What to ask for: your data management platform to be provided on a software-as-a-service basis, kept separate from data from your provider's other clients. And a contractual guarantee that data won't be aggregated and re-sold.

3. Who are you hiring?

This is my favourite, and the one most likely to make a lot of providers sweat nervously. Most tech companies hire like tech companies: they've got database experts, product developers, maths guys, and salespeople. This is great, of course, but start grilling some of these companies on marketing, and they come up short.

For my money, I'd want to know that my digital marketing firm gets marketing.

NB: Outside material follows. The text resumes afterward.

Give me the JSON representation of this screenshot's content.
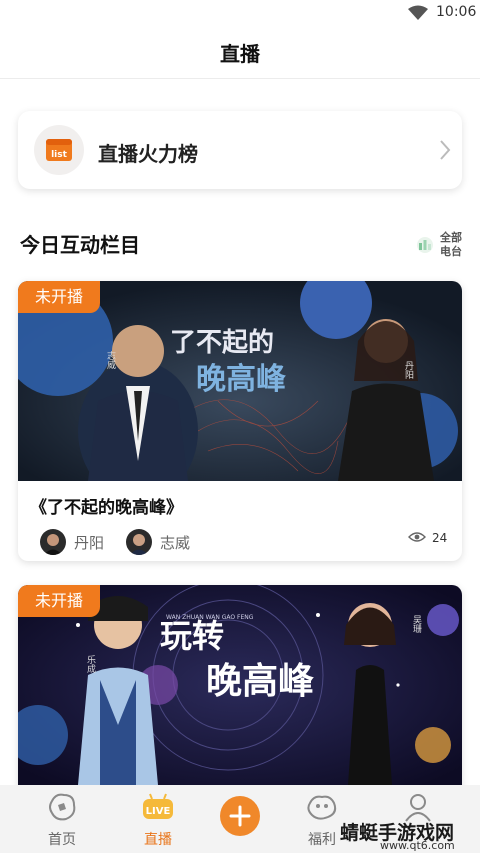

And I mean really gets it. I don't just want some software consultants who have read about the Four Ps. I want people who can work with me and my agencies to understand business problems, formulate marketing and communications strategy and get things done.

What to ask for: treat your marketing technology company like they're an agency. Okay, don't put them through a hoop-jumping pitch process for the sake of it. (The good ones definitely shouldn't want to steal work from your creative agencies.) But look for a place that hires people with a solid marketing and media background - including strategists, designers and creatives. These people should be building products that marketers want to use, that make life easier; and they should be helping clients use data to understand their customers better, and act on opportunities faster.

Why this matters right now

Digital marketing companies are promising the moon at the moment. A lot of them can't deliver, because they don't get marketing. That's going to have some terrible consequences over the next few years. We'll see businesses who have invested in locked-down third-party data that they can't do much with; clunky user-unfriendly data dashboards that nobody ever bothers logging into; and insecure systems that lead to a privacy backlash from their customers. It's going to be messy. So ask for lots of control over your data. And look for smart people that you actually want to work with, not just ones who blind you with science or talk a good game.

So in the end, the best question to ask is: Can I work with this?

# Alex Steer (29/04/2012)